Use sumptuous fabrics like velvet or satin for the furniture and curtains, and finish with gold or copper accents to truly indulge in a more maximalist design.
Add a spring to your step with bright, invigorating yellow undertones.
This is the perfect approach for a space that has a lot of natural light, as it will make the room feel much bigger and really highlight the golden hues in your decor. Beige already has touches of yellow, so it’s a harmonious transition into purer shades of lemon, corn, and saffron.
To round out this palette, consider a mustard or ochre statement wall, which will bring a contrasting brown. Yellow is also a great colour to play with patterns – try a floral motif or stripes for added personality.
Embrace beige’s roots by using tones and materials found across the natural world – from wicker lampshades to terracotta floors, the possibilities are endless.
The ultimate homage to the diverse palette found on our doorstep, beige is a fundamental colour in nature. It can be found in extreme environments, from sandy deserts, leafy woodlands, and rocky wildernesses, lending itself to all manner of aesthetics and atmospheres.
With this approach, you have some wonderful textures available to add vibrancy to your design. For fabrics, look to natural wool, linen, faux fur, and even silk, while sandstone or zellige tiles add a rough, one-of-a-kind finish to the space. When using mirrors or prints, try to find abstract shapes and patterns to evoke an organic motif.
Analogous red and yellow undertones make it easy to blend beige and pink, allowing a harmonious palette from the softest pastels to dusky rose.
Balance the careful beige with playful pink for a surprisingly amicable pairing that brings both sophistication and creativity to a space. Whether you choose a timeless, neutral base or go bolder with dominant pink, they work concordantly. Accessorise with rusty shades of red, mauve, and brown to create a developed palette.
Enjoy slower living with a lush green palette that brings the outside in.
With so many unique shades of green to centre your design around, beige is an ideal pairing, whichever direction you take. For a natural approach, try earthy sage and sandy beige, both gentle hues that have opposing undertones which match seamlessly. Alternatively, cooler greens like teal and veridian will introduce the fresh, tranquil properties of blue into your space. As in the above moodboard by Hunters Homemade, the earthiness of these two tones pairs well with natural materials like wicker and bamboo.
Thery’re also great for combining with a domestic jungle of vibrant indoor plants.
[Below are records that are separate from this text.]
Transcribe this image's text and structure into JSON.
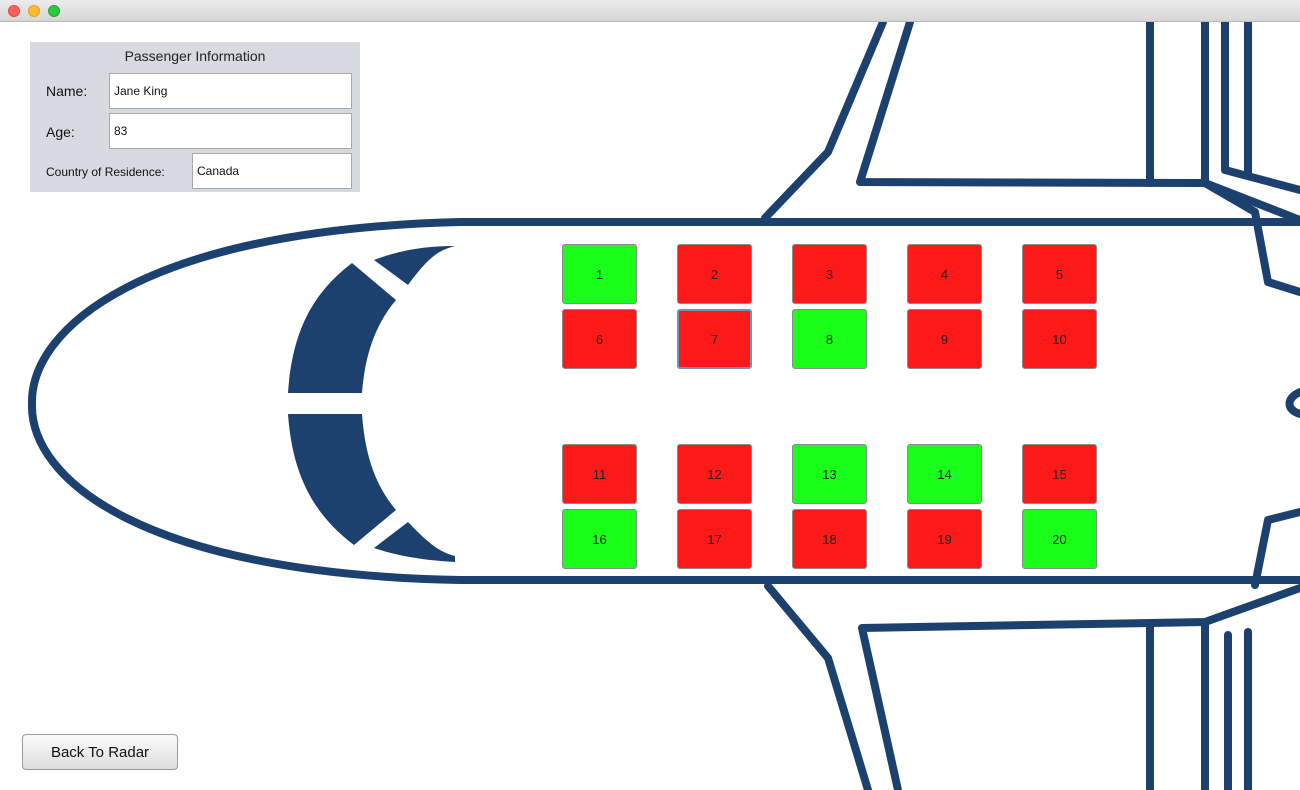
{
  "window": {
    "controls": [
      "close",
      "minimize",
      "maximize"
    ],
    "colors": {
      "close": "#fc5f57",
      "minimize": "#fdbc2e",
      "maximize": "#29c940"
    }
  },
  "passenger_panel": {
    "title": "Passenger Information",
    "name_label": "Name:",
    "name_value": "Jane King",
    "age_label": "Age:",
    "age_value": "83",
    "country_label": "Country of Residence:",
    "country_value": "Canada"
  },
  "seats": [
    {
      "number": "1",
      "status": "available"
    },
    {
      "number": "2",
      "status": "occupied"
    },
    {
      "number": "3",
      "status": "occupied"
    },
    {
      "number": "4",
      "status": "occupied"
    },
    {
      "number": "5",
      "status": "occupied"
    },
    {
      "number": "6",
      "status": "occupied"
    },
    {
      "number": "7",
      "status": "occupied",
      "selected": true
    },
    {
      "number": "8",
      "status": "available"
    },
    {
      "number": "9",
      "status": "occupied"
    },
    {
      "number": "10",
      "status": "occupied"
    },
    {
      "number": "11",
      "status": "occupied"
    },
    {
      "number": "12",
      "status": "occupied"
    },
    {
      "number": "13",
      "status": "available"
    },
    {
      "number": "14",
      "status": "available"
    },
    {
      "number": "15",
      "status": "occupied"
    },
    {
      "number": "16",
      "status": "available"
    },
    {
      "number": "17",
      "status": "occupied"
    },
    {
      "number": "18",
      "status": "occupied"
    },
    {
      "number": "19",
      "status": "occupied"
    },
    {
      "number": "20",
      "status": "available"
    }
  ],
  "colors": {
    "available": "#19fe19",
    "occupied": "#fe1919",
    "plane_outline": "#1c416f",
    "panel_bg": "#d7dae0"
  },
  "back_button": {
    "label": "Back To Radar"
  }
}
Take a look at the top bedroom plants to help you sleep and bring the outdoors into the bedroom. Maximise vertical space with taller options like mature Rubber Plants or add intrigue through hanging pots of Golden Pothos and Devil’s Ivy.